Two types of intrinsic factor antibody tests can be carried out:
- Intrinsic factor blocking antibody type 1
- Intrinsic factor blocking antibody type 2 (also called precipitating antibody type 2)
Type one IF blocking antibody stops B12 from binding to IF in the ileum. Most cases of pernicious anemia are caused by this type of IF deficiency.
Type two IF blocking antibody prevents cells in the ileum lining from absorbing IF-Cbl complex molecules.
Intrinsic Factor and Pernicious Anemia
Pernicious anemia is the most common result of continued low levels of vitamin B12. Symptoms include megaloblastic anemia (very large red blood cells in low numbers) and nervous system disorders such as vision problems, memory loss, and pins and needles. Other signs include fatigue, pale skin, and even psychosis. Up to the 1970s, pernicious anemia was common. As late as the 1950s, it was often a death sentence.
After the introduction of fortified foods in and around the 1970s, case numbers dropped significantly. Today, vegans are most susceptible to pernicious anemia; however, this is caused by low levels of dietary sources of vitamin B12 and not by an intrinsic factor disorder. Oral supplementation can rectify this.
Pernicious anemia in the presence of an omnivorous diet is either associated with intrinsic factor antibodies or genetic disorders.
With the production of intrinsic factor antibodies, parietal cells of the gastric lining are gradually destroyed leading to lower levels of IF. IF antibodies also block two different binding sites during the cobalamin journey.
Various autoimmune diseases are linked to pernicious anemia. The most common are:
- Grave’s disease
- Hashimoto’s thyroiditis
- Insulin-dependent diabetes mellitus
- Myasthenia gravis
- Rheumatoid arthritis

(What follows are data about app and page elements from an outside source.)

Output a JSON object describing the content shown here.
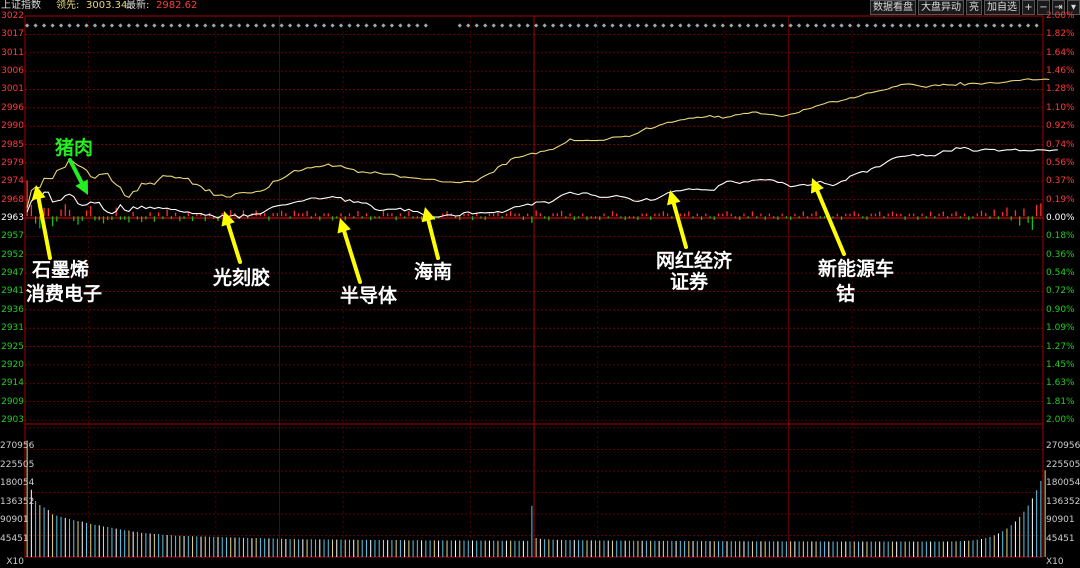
{
  "header": {
    "index_name": "上证指数",
    "lead_label": "领先:",
    "lead_value": "3003.34",
    "latest_label": "最新:",
    "latest_value": "2982.62"
  },
  "toolbar": {
    "btn_data": "数据看盘",
    "btn_market": "大盘异动",
    "btn_light": "亮",
    "btn_add": "加自选",
    "icon_plus": "+",
    "icon_minus": "−",
    "icon_next": "⇥",
    "icon_dropdown": "▾"
  },
  "price_axis": {
    "prev_close": 2963,
    "left_ticks": [
      "3022",
      "3017",
      "3011",
      "3006",
      "3001",
      "2996",
      "2990",
      "2985",
      "2979",
      "2974",
      "2968",
      "2963",
      "2957",
      "2952",
      "2947",
      "2941",
      "2936",
      "2931",
      "2925",
      "2920",
      "2914",
      "2909",
      "2903"
    ],
    "right_ticks": [
      "2.00%",
      "1.82%",
      "1.64%",
      "1.46%",
      "1.28%",
      "1.10%",
      "0.92%",
      "0.74%",
      "0.56%",
      "0.37%",
      "0.19%",
      "0.00%",
      "0.18%",
      "0.36%",
      "0.54%",
      "0.72%",
      "0.90%",
      "1.09%",
      "1.27%",
      "1.45%",
      "1.63%",
      "1.81%",
      "2.00%"
    ]
  },
  "volume_axis": {
    "ticks": [
      "270956",
      "225505",
      "180054",
      "136352",
      "90901",
      "45451"
    ],
    "unit": "X10"
  },
  "annotations": {
    "pork": "猪肉",
    "graphene": "石墨烯",
    "consumer_electronics": "消费电子",
    "photoresist": "光刻胶",
    "semiconductor": "半导体",
    "hainan": "海南",
    "influencer_economy": "网红经济",
    "securities": "证券",
    "new_energy_vehicle": "新能源车",
    "cobalt": "钴"
  },
  "colors": {
    "up": "#ff3030",
    "down": "#12c212",
    "grid": "#7a0000",
    "lead_line": "#e8d878",
    "latest_line": "#ffffff",
    "arrow": "#ffff00",
    "pork_arrow": "#22ee22",
    "axis_text_red": "#ff3a3a",
    "axis_text_green": "#22cc22",
    "volume_text": "#ccc"
  },
  "chart_data": {
    "type": "line",
    "title": "上证指数",
    "x_sessions": 240,
    "ylim": [
      2903,
      3022
    ],
    "series": [
      {
        "name": "领先",
        "color": "#e8d878",
        "values": [
          2965.5,
          2970.6,
          2971.6,
          2971.4,
          2974.2,
          2974.1,
          2974.1,
          2976.5,
          2977.0,
          2977.5,
          2979.9,
          2978.9,
          2978.0,
          2977.4,
          2976.6,
          2974.7,
          2974.2,
          2975.3,
          2975.5,
          2975.6,
          2973.4,
          2972.3,
          2971.5,
          2969.1,
          2968.6,
          2970.3,
          2970.5,
          2972.7,
          2972.5,
          2972.8,
          2972.4,
          2973.8,
          2975.0,
          2974.8,
          2974.8,
          2974.3,
          2974.4,
          2974.1,
          2974.2,
          2972.5,
          2972.4,
          2971.8,
          2970.5,
          2970.8,
          2969.2,
          2969.2,
          2969.3,
          2968.7,
          2968.7,
          2969.6,
          2969.9,
          2970.0,
          2969.9,
          2969.9,
          2970.3,
          2970.4,
          2970.8,
          2971.6,
          2973.3,
          2973.5,
          2974.0,
          2974.7,
          2975.6,
          2976.5,
          2976.3,
          2976.7,
          2977.3,
          2977.3,
          2977.6,
          2977.6,
          2977.9,
          2978.4,
          2977.7,
          2977.8,
          2977.9,
          2977.3,
          2977.0,
          2976.8,
          2975.9,
          2976.1,
          2975.9,
          2975.7,
          2976.1,
          2975.7,
          2975.4,
          2975.4,
          2975.4,
          2975.1,
          2974.5,
          2974.6,
          2974.4,
          2974.3,
          2974.2,
          2974.0,
          2973.9,
          2973.9,
          2973.9,
          2973.4,
          2973.1,
          2973.1,
          2973.1,
          2973.0,
          2972.9,
          2973.2,
          2973.3,
          2973.1,
          2973.4,
          2974.3,
          2975.0,
          2975.6,
          2976.0,
          2977.5,
          2978.2,
          2978.3,
          2979.8,
          2980.3,
          2980.4,
          2980.7,
          2981.2,
          2981.6,
          2981.4,
          2982.1,
          2982.2,
          2982.6,
          2982.7,
          2983.4,
          2984.1,
          2984.7,
          2985.8,
          2985.3,
          2985.3,
          2985.3,
          2985.4,
          2985.3,
          2985.3,
          2985.4,
          2985.4,
          2985.8,
          2986.3,
          2986.4,
          2986.4,
          2986.6,
          2986.5,
          2987.0,
          2987.5,
          2988.3,
          2989.0,
          2988.8,
          2989.2,
          2989.8,
          2990.2,
          2990.7,
          2990.7,
          2991.0,
          2991.4,
          2991.5,
          2991.9,
          2991.9,
          2992.2,
          2992.1,
          2992.3,
          2992.7,
          2992.2,
          2992.5,
          2991.9,
          2992.2,
          2992.4,
          2992.9,
          2993.0,
          2993.3,
          2993.3,
          2993.7,
          2993.7,
          2993.2,
          2993.1,
          2993.0,
          2992.9,
          2992.6,
          2992.4,
          2992.7,
          2993.1,
          2993.3,
          2993.6,
          2994.4,
          2994.6,
          2994.9,
          2995.5,
          2995.8,
          2996.2,
          2996.7,
          2996.8,
          2996.7,
          2997.1,
          2997.4,
          2997.9,
          2997.9,
          2998.3,
          2998.8,
          2999.3,
          2999.4,
          2999.7,
          3000.0,
          3000.2,
          3000.5,
          3001.1,
          3001.3,
          3001.8,
          3001.9,
          3002.0,
          3001.8,
          3001.5,
          3001.2,
          3001.0,
          3001.4,
          3001.7,
          3001.5,
          3001.9,
          3001.7,
          3001.7,
          3001.6,
          3002.4,
          3001.6,
          3002.1,
          3002.2,
          3002.1,
          3001.9,
          3002.2,
          3002.4,
          3002.3,
          3002.2,
          3002.4,
          3002.6,
          3002.9,
          3003.0,
          3003.0,
          3003.3,
          3003.5,
          3003.2,
          3003.2,
          3003.3,
          3003.4,
          3003.3
        ]
      },
      {
        "name": "最新",
        "color": "#ffffff",
        "values": [
          2964.3,
          2967.5,
          2968.4,
          2968.1,
          2970.1,
          2970.1,
          2967.2,
          2967.5,
          2967.8,
          2969.1,
          2969.5,
          2968.8,
          2966.7,
          2966.2,
          2966.4,
          2967.2,
          2966.9,
          2967.1,
          2965.1,
          2964.2,
          2963.8,
          2964.5,
          2966.4,
          2964.8,
          2964.4,
          2965.8,
          2965.2,
          2966.0,
          2965.3,
          2965.7,
          2965.3,
          2965.6,
          2965.3,
          2965.4,
          2965.0,
          2965.0,
          2964.5,
          2964.2,
          2964.3,
          2963.8,
          2963.8,
          2963.8,
          2963.3,
          2963.5,
          2963.0,
          2962.5,
          2963.3,
          2962.9,
          2963.1,
          2963.4,
          2962.5,
          2963.5,
          2963.0,
          2963.5,
          2963.7,
          2963.7,
          2964.4,
          2965.2,
          2965.8,
          2966.1,
          2966.3,
          2966.4,
          2966.7,
          2967.1,
          2967.4,
          2967.5,
          2968.0,
          2968.4,
          2968.4,
          2968.1,
          2968.3,
          2968.5,
          2968.8,
          2968.5,
          2968.5,
          2967.4,
          2967.9,
          2967.1,
          2967.3,
          2966.9,
          2966.9,
          2966.2,
          2965.1,
          2964.7,
          2964.8,
          2965.1,
          2965.1,
          2965.1,
          2965.4,
          2964.6,
          2965.1,
          2964.4,
          2964.4,
          2963.8,
          2962.9,
          2963.0,
          2962.8,
          2962.8,
          2963.1,
          2963.4,
          2963.4,
          2963.1,
          2963.2,
          2964.1,
          2964.3,
          2963.7,
          2963.9,
          2964.1,
          2964.0,
          2964.1,
          2964.1,
          2964.4,
          2964.1,
          2964.6,
          2965.2,
          2965.8,
          2965.9,
          2966.2,
          2966.6,
          2966.3,
          2967.2,
          2967.2,
          2967.3,
          2966.9,
          2967.5,
          2968.4,
          2969.2,
          2969.7,
          2970.1,
          2969.7,
          2969.4,
          2969.9,
          2969.9,
          2969.3,
          2969.1,
          2968.6,
          2968.6,
          2968.6,
          2968.9,
          2969.1,
          2968.8,
          2968.6,
          2968.2,
          2967.5,
          2967.4,
          2967.7,
          2968.2,
          2967.7,
          2967.9,
          2968.5,
          2969.2,
          2969.9,
          2970.2,
          2970.5,
          2970.5,
          2970.8,
          2971.1,
          2970.9,
          2971.0,
          2970.8,
          2970.8,
          2970.7,
          2970.7,
          2972.0,
          2972.6,
          2973.3,
          2973.4,
          2973.0,
          2972.7,
          2973.2,
          2973.1,
          2973.6,
          2973.7,
          2973.8,
          2973.7,
          2973.8,
          2973.6,
          2973.0,
          2973.0,
          2972.4,
          2971.7,
          2971.9,
          2972.2,
          2972.4,
          2972.1,
          2972.3,
          2972.9,
          2973.3,
          2972.7,
          2972.4,
          2972.0,
          2972.6,
          2973.3,
          2973.6,
          2974.8,
          2975.3,
          2975.8,
          2976.2,
          2976.0,
          2977.0,
          2977.5,
          2977.6,
          2978.4,
          2979.3,
          2980.0,
          2980.4,
          2980.6,
          2980.7,
          2980.9,
          2981.2,
          2980.8,
          2981.2,
          2980.8,
          2980.9,
          2980.8,
          2981.5,
          2982.3,
          2982.2,
          2982.2,
          2983.2,
          2983.0,
          2983.3,
          2982.9,
          2982.2,
          2982.2,
          2982.6,
          2982.8,
          2982.7,
          2982.7,
          2982.2,
          2982.4,
          2982.6,
          2982.6,
          2982.8,
          2982.3,
          2982.4,
          2982.3,
          2982.3,
          2982.6,
          2982.6,
          2982.5,
          2982.3,
          2982.5,
          2982.6
        ]
      }
    ],
    "volume": {
      "ylim": [
        0,
        300000
      ],
      "values": [
        270956,
        156440,
        130150,
        120810,
        115240,
        109020,
        99160,
        96330,
        93550,
        90970,
        88580,
        85680,
        83330,
        82360,
        79350,
        76830,
        74860,
        73640,
        71100,
        69840,
        67950,
        66000,
        64260,
        62200,
        61570,
        59190,
        58540,
        56250,
        55640,
        54540,
        53690,
        53150,
        51600,
        51200,
        50930,
        49650,
        49550,
        48900,
        48860,
        48360,
        47970,
        47450,
        47550,
        47010,
        46940,
        46830,
        45960,
        45860,
        45470,
        44980,
        45530,
        44580,
        44310,
        43680,
        44040,
        43910,
        43140,
        43260,
        43370,
        42400,
        42390,
        41810,
        41580,
        41760,
        41140,
        41260,
        40760,
        41360,
        40760,
        41020,
        40700,
        40740,
        40590,
        40490,
        40340,
        40320,
        40310,
        40360,
        39940,
        39940,
        40220,
        39490,
        39560,
        39730,
        39680,
        39220,
        39430,
        39480,
        39560,
        39030,
        38660,
        38780,
        39250,
        38710,
        38540,
        38700,
        38740,
        38290,
        38740,
        38440,
        38630,
        38500,
        38450,
        38390,
        38180,
        38370,
        38120,
        38200,
        38160,
        38110,
        37990,
        37870,
        37790,
        38010,
        37980,
        37590,
        37720,
        37450,
        37830,
        119000,
        44000,
        42000,
        41500,
        41000,
        40500,
        40000,
        39800,
        39600,
        39400,
        39200,
        39000,
        38900,
        38800,
        38700,
        38600,
        38500,
        38400,
        38300,
        38200,
        38100,
        38000,
        38000,
        37900,
        37800,
        37700,
        37700,
        37600,
        37500,
        37500,
        37400,
        37400,
        37300,
        37300,
        37200,
        37200,
        37100,
        37100,
        37000,
        37000,
        36900,
        36900,
        36900,
        36800,
        36800,
        36800,
        36700,
        36700,
        36700,
        36600,
        36600,
        36600,
        36500,
        36500,
        36500,
        36400,
        36400,
        36400,
        36400,
        36300,
        36300,
        36300,
        36300,
        36200,
        36200,
        36200,
        36200,
        36100,
        36100,
        36100,
        36100,
        36100,
        36000,
        36000,
        36000,
        36000,
        36000,
        36000,
        35900,
        35900,
        35900,
        35900,
        35900,
        35900,
        35900,
        35900,
        35900,
        35900,
        35900,
        35900,
        35900,
        35900,
        35900,
        35900,
        35900,
        35900,
        36000,
        36000,
        36000,
        36200,
        36400,
        36800,
        37300,
        38000,
        39000,
        40300,
        42000,
        44200,
        47000,
        50500,
        54800,
        60000,
        66300,
        73800,
        82700,
        93200,
        105500,
        119800,
        136300,
        155300,
        177000,
        201700
      ]
    }
  }
}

Intrinsic factor deficiency syndrome is an extremely rare, congenital disease caused by autosomal recessive inheritance. Symptoms are commonly present by the age of five years. As with all forms of IF deficiency, anemia and nervous system symptoms are present. Children and sometimes adults (after mutation or the triggering of abnormal responses in their DNA) have mutations on both alleles of the gastric intrinsic factor gene on chromosome 11.